Certain sectors such as the key tourism industry, were recovering at slower rates than others.
“Our latest projection showed that in 2021, the global economy is set to receive a modest 30.7 per cent year on year increase from travel and tourism, which is slower than expected ... that will be mainly driven by domestic spending. International spending is set to rise by only 9.3 per cent this year, but we are expecting obviously, much stronger year on year rise for 2022 in terms of international spending, of about 93.8 per cent,” said Tiffany Misrahi, vice-president of policy at the WTTC.
Ms Brooks expressed concern about the inequalities which have been accentuated by the pandemic.
“So we've seen essentially the low-skilled, the young, and in some cases, the women being more affected by this crisis than others.”
Silja Baller, insights lead, frontier insights at the World Economic Forum said: “We can expect the upward wage pressures which are happening for certain jobs, at least to stay around over the medium run, then there's also an expectation that ultimately automation will again become a stronger force.”
The PCR series is also focusing on transitions, shifts and new trends emerging with the recovery.

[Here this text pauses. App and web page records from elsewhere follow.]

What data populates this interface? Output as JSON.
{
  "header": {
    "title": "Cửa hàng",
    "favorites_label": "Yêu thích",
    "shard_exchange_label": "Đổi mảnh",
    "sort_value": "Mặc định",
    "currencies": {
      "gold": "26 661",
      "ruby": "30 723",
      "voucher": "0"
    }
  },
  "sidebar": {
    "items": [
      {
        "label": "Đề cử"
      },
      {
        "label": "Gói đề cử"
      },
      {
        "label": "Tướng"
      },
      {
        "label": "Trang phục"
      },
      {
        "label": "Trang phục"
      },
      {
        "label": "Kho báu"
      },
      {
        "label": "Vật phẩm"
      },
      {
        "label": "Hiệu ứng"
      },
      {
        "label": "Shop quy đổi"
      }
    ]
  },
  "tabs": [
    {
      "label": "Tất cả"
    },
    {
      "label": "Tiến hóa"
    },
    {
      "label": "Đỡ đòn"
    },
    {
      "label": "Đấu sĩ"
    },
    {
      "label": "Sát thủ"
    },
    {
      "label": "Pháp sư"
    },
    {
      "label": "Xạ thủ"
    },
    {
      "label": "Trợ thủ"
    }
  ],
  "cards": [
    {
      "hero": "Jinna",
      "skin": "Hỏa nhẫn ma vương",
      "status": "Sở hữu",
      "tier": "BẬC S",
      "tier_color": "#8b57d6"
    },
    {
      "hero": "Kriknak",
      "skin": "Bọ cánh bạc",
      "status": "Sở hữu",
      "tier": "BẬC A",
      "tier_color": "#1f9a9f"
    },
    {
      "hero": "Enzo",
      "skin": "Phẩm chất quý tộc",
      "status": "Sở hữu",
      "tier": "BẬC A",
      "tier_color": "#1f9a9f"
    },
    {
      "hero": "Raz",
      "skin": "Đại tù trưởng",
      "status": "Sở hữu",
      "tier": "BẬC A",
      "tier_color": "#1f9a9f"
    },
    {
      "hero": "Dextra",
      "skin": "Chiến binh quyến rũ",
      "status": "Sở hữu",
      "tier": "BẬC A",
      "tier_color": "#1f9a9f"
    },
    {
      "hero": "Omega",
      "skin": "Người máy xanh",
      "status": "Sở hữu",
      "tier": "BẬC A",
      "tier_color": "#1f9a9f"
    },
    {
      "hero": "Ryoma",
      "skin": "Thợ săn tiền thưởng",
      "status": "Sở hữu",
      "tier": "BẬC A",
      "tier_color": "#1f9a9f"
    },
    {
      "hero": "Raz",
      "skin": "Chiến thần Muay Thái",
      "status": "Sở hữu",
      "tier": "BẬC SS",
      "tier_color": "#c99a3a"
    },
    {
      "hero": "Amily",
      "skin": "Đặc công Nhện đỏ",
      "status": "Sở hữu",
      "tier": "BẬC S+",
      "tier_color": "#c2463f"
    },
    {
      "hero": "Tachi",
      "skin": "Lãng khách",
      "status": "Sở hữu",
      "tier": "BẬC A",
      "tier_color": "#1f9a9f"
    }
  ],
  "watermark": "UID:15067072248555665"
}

“The entire planet gathered in Glasgow [at Cop26] to discuss climate change … committing to very high ambition levels,” said Ms Boone. “When we look at the data commitment it is high, but action is actually quite low. One of the key recommendations we're making … is that it's really time to actually address climate change, and do that in a globally co-ordinated way, so that all the actions that are taken are actually globally efficient.”